• _What to work on_:
Give back the data exactly, with no images.

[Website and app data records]
=-=-=

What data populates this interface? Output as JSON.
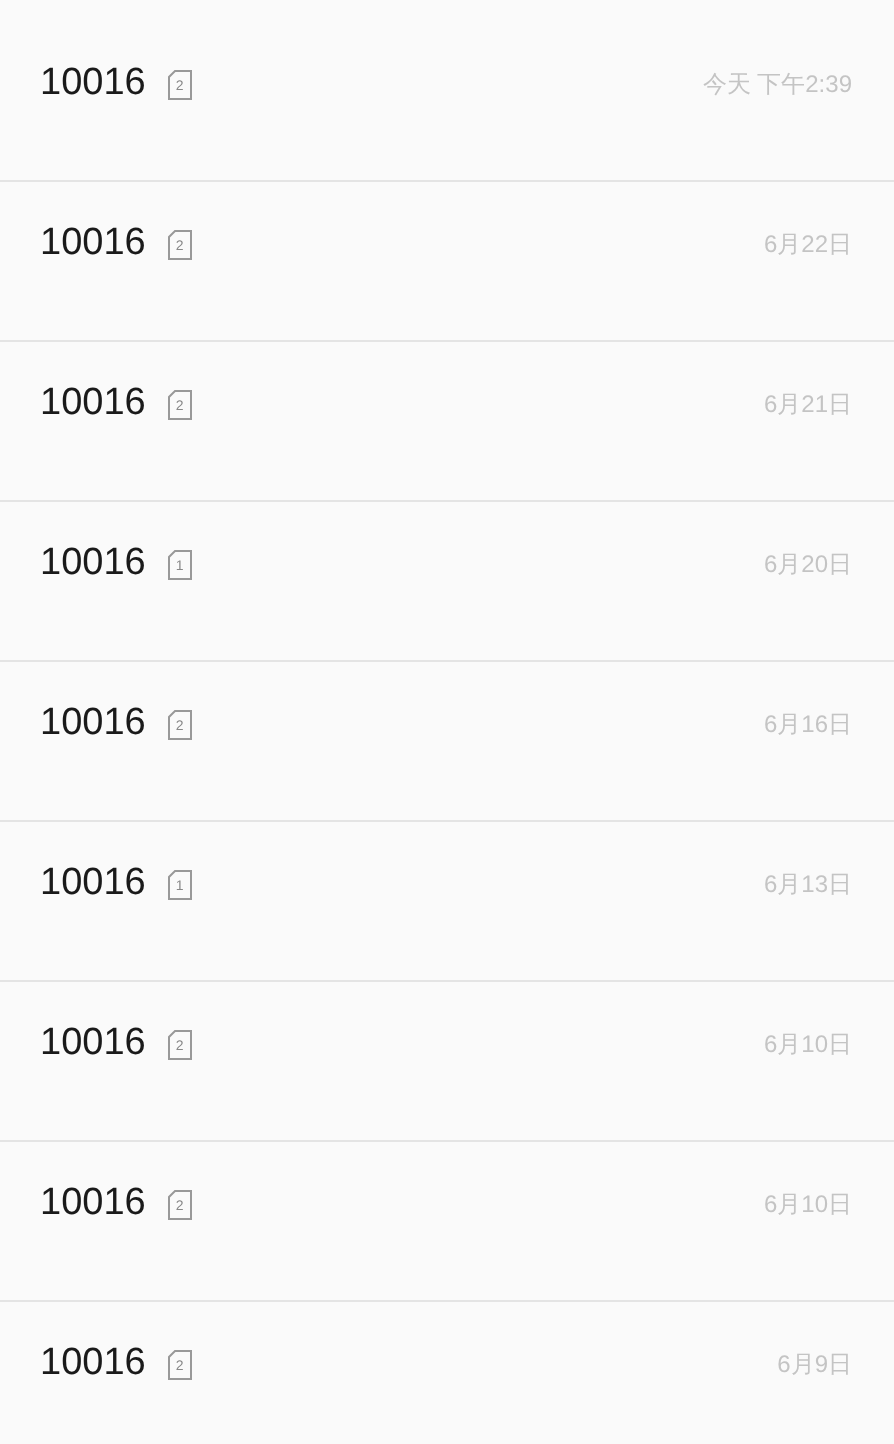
{
  "conversations": [
    {
      "sender": "10016",
      "sim": "2",
      "time": "今天 下午2:39"
    },
    {
      "sender": "10016",
      "sim": "2",
      "time": "6月22日"
    },
    {
      "sender": "10016",
      "sim": "2",
      "time": "6月21日"
    },
    {
      "sender": "10016",
      "sim": "1",
      "time": "6月20日"
    },
    {
      "sender": "10016",
      "sim": "2",
      "time": "6月16日"
    },
    {
      "sender": "10016",
      "sim": "1",
      "time": "6月13日"
    },
    {
      "sender": "10016",
      "sim": "2",
      "time": "6月10日"
    },
    {
      "sender": "10016",
      "sim": "2",
      "time": "6月10日"
    },
    {
      "sender": "10016",
      "sim": "2",
      "time": "6月9日"
    }
  ]
}
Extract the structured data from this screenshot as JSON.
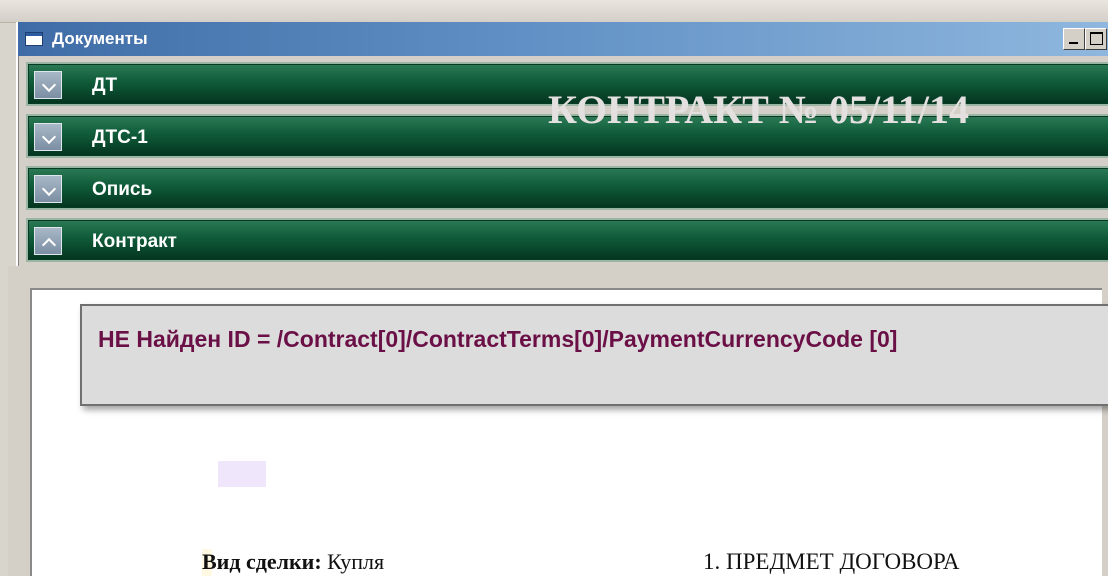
{
  "window": {
    "title": "Документы"
  },
  "sections": [
    {
      "label": "ДТ",
      "expanded": false
    },
    {
      "label": "ДТС-1",
      "expanded": false
    },
    {
      "label": "Опись",
      "expanded": false
    },
    {
      "label": "Контракт",
      "expanded": true
    }
  ],
  "document": {
    "watermark": "КОНТРАКТ № 05/11/14",
    "error_message": "НЕ Найден ID = /Contract[0]/ContractTerms[0]/PaymentCurrencyCode [0]",
    "deal_label": "Вид сделки:",
    "deal_value": " Купля",
    "section_heading": "1. ПРЕДМЕТ ДОГОВОРА"
  },
  "colors": {
    "section_green": "#0f5b39",
    "title_blue": "#3f6ca6",
    "error_text": "#6b1046"
  },
  "icons": {
    "collapsed": "chevron-down-icon",
    "expanded": "chevron-up-icon",
    "window": "window-icon"
  }
}
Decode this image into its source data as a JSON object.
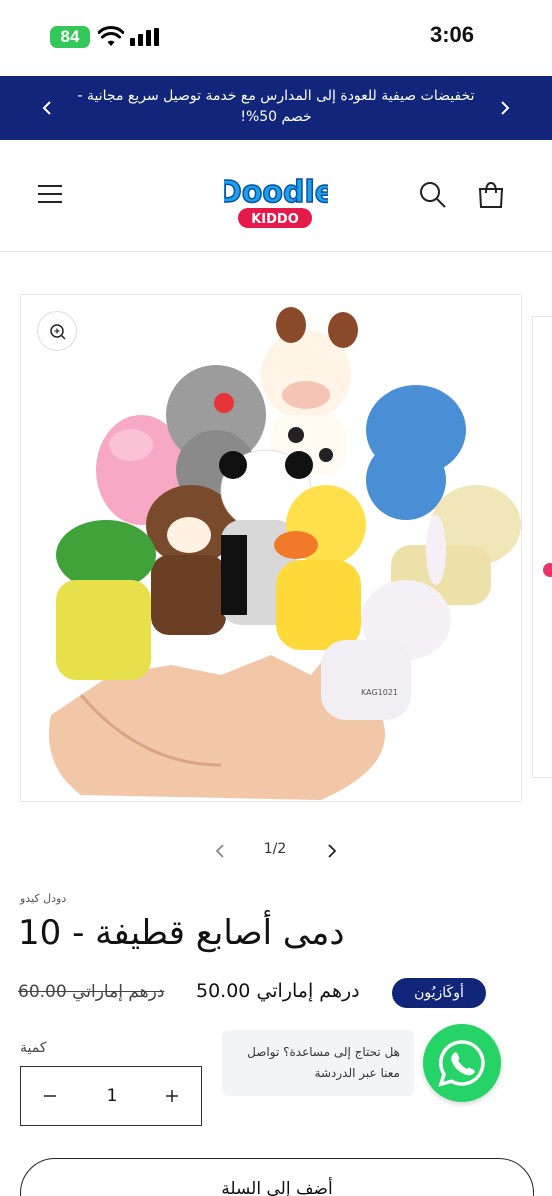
{
  "status_bar": {
    "battery": "84",
    "time": "3:06"
  },
  "announcement": {
    "text": "تخفيضات صيفية للعودة إلى المدارس مع خدمة توصيل سريع مجانية - خصم 50%!"
  },
  "header": {
    "logo_text": "Doodle",
    "logo_sub": "KIDDO"
  },
  "gallery": {
    "counter": "1/2",
    "image_label": "KAG1021"
  },
  "product": {
    "vendor": "دودل كيدو",
    "title": "دمى أصابع قطيفة - 10",
    "compare_price": "60.00 درهم إماراتي",
    "sale_price": "50.00 درهم إماراتي",
    "sale_badge": "أوكَازيُون",
    "quantity_label": "كمية",
    "quantity_value": "1",
    "add_to_cart_label": "أضف إلى السلة"
  },
  "chat": {
    "line1": "هل تحتاج إلى مساعدة؟ تواصل",
    "line2": "معنا عبر الدردشة"
  },
  "colors": {
    "brand_navy": "#11267a",
    "whatsapp_green": "#25d366",
    "battery_green": "#34c759",
    "logo_blue": "#1aa3e8",
    "logo_red": "#e6194b"
  }
}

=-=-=

• _Solution to the exercise_:
What data populates this interface? Output as JSON.
{
  "conversations": [
    {
      "sender": "10016",
      "sim": "2",
      "time": "今天 下午2:39"
    },
    {
      "sender": "10016",
      "sim": "2",
      "time": "6月22日"
    },
    {
      "sender": "10016",
      "sim": "2",
      "time": "6月21日"
    },
    {
      "sender": "10016",
      "sim": "1",
      "time": "6月20日"
    },
    {
      "sender": "10016",
      "sim": "2",
      "time": "6月16日"
    },
    {
      "sender": "10016",
      "sim": "1",
      "time": "6月13日"
    },
    {
      "sender": "10016",
      "sim": "2",
      "time": "6月10日"
    },
    {
      "sender": "10016",
      "sim": "2",
      "time": "6月10日"
    },
    {
      "sender": "10016",
      "sim": "2",
      "time": "6月9日"
    }
  ]
}
Extract the structured data from this screenshot as JSON.
{
  "window": {
    "title": "Документы"
  },
  "sections": [
    {
      "label": "ДТ",
      "expanded": false
    },
    {
      "label": "ДТС-1",
      "expanded": false
    },
    {
      "label": "Опись",
      "expanded": false
    },
    {
      "label": "Контракт",
      "expanded": true
    }
  ],
  "document": {
    "watermark": "КОНТРАКТ № 05/11/14",
    "error_message": "НЕ Найден ID = /Contract[0]/ContractTerms[0]/PaymentCurrencyCode [0]",
    "deal_label": "Вид сделки:",
    "deal_value": " Купля",
    "section_heading": "1. ПРЕДМЕТ ДОГОВОРА"
  },
  "colors": {
    "section_green": "#0f5b39",
    "title_blue": "#3f6ca6",
    "error_text": "#6b1046"
  },
  "icons": {
    "collapsed": "chevron-down-icon",
    "expanded": "chevron-up-icon",
    "window": "window-icon"
  }
}
Decode this image into its source data as a JSON object.
{
  "status_bar": {
    "battery": "84",
    "time": "3:06"
  },
  "announcement": {
    "text": "تخفيضات صيفية للعودة إلى المدارس مع خدمة توصيل سريع مجانية - خصم 50%!"
  },
  "header": {
    "logo_text": "Doodle",
    "logo_sub": "KIDDO"
  },
  "gallery": {
    "counter": "1/2",
    "image_label": "KAG1021"
  },
  "product": {
    "vendor": "دودل كيدو",
    "title": "دمى أصابع قطيفة - 10",
    "compare_price": "60.00 درهم إماراتي",
    "sale_price": "50.00 درهم إماراتي",
    "sale_badge": "أوكَازيُون",
    "quantity_label": "كمية",
    "quantity_value": "1",
    "add_to_cart_label": "أضف إلى السلة"
  },
  "chat": {
    "line1": "هل تحتاج إلى مساعدة؟ تواصل",
    "line2": "معنا عبر الدردشة"
  },
  "colors": {
    "brand_navy": "#11267a",
    "whatsapp_green": "#25d366",
    "battery_green": "#34c759",
    "logo_blue": "#1aa3e8",
    "logo_red": "#e6194b"
  }
}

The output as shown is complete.